So no, not everyone needs an annual physical exam. A lot of it depends on your age and your overall health. Here are general guidelines to follow:

Under 30 and are in Good Health:

If you’re under 30 and live a healthy lifestyle, meaning you don’t smoke or drink too much, don’t have known disease risk factors (including being overweight) and don’t already take prescription medications — get a check-up every two to three years.

If you’re a sexually active woman, it is recommended that you get a Pap smear to screen for cervical cancer by at least age 21. Then, ask your doctor how often you should screen in the future.

Age 30-40 and in Good Health

If you are healthy consider getting a physical every other year. Simple as that.

Age 40-50 and in Good Health

Baseline mammograms are now recommended for women once they turn 40, and should be repeated every 1-2 years. But other than that most of us can still get by with a complete check up every couple of years.

Age 50 and in Good Health

If you have reached age 50, you are already probably keenly aware of the fact that some things are just not as easy to do as they were when you were younger. More aches and pains. It’s harder to keep weight off. As we get older many of us start to see more physical problems in general, and so at around age 50 you should really begin getting annual physicals.

Age 50 is also when both men and women should first undergo colonoscopies to screen for colon cancer. But this is not an annual test.  In fact today colonoscopies are only recommended every 10 years unless you have a family history of colon cancer, colon polyps, or the test results are abnormal.

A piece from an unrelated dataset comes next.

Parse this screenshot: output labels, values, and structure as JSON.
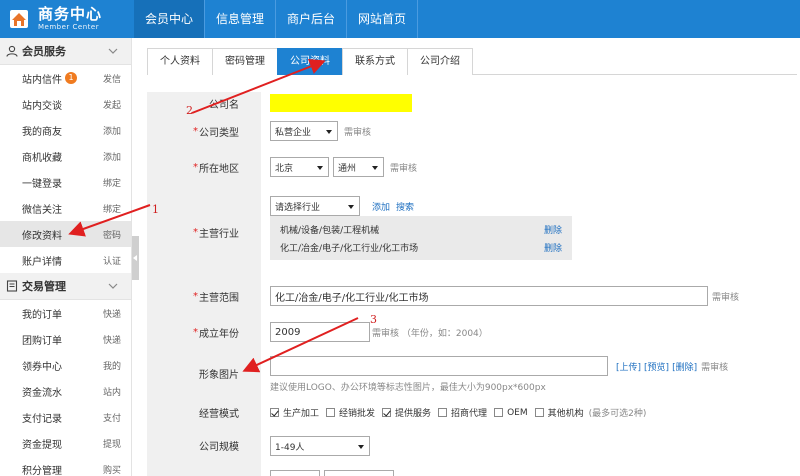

Not so Healthy?

Now we’ve looked briefly at how you should approach physicals if you are healthy. Let’s consider what is appropriate if you have ongoing health problems. If you take regular prescription medication and/or have any chronic disease risk factors, annual physicals may be recommended, since regular blood tests may be necessary and treatments may need to be adjusted.

If you are considerably overweight, you should also consider getting physicals on a more regular basis. Extra weight can increase your risk for problems such as high blood pressure, high cholesterol and diabetes.

Remember, as always, the recommendations in this article are just guidelines. If you have questions about whether you need more or less frequent physicals, speak with your PVHCphysician, who is better equipped to help you determine your individual needs.

So is it time for a physical? Give PVHC a call to arrange for your physical with your personal doctor.

“The truth is that each of my patients is ultimately responsible for their own health, but as a physician I can help you stay healthy, and regular physicals can help us both to stay on top of your individual situation.”  – Allan Cabral, M.D.

 

A Little Exercise Goes a Long Way to Staying Healthy

With our busy schedules these days it can seem hard to find time to exercise. But just 20 minutes of exercise three days a week really does help you stay healthy. It can help you increase your circulation, keep your weight down and even fight off depression, among other health problems.

The exercise you do does not have to be overly strenuous to do you good. A 20-minute walk with the dog (or a stroll in the evening with your spouse), a gentle swim, or some work in the garden could do the trick. Better still, your 20-minute “workouts” could be a combination of four 5-minute sessions of exercise, two 10-minute sessions or 20 continuous minutes.

The key is to get out and do something. Not sure where to start? A short chat with yourPVHC physician about what kind of exercise might be right for you is always a great place to begin.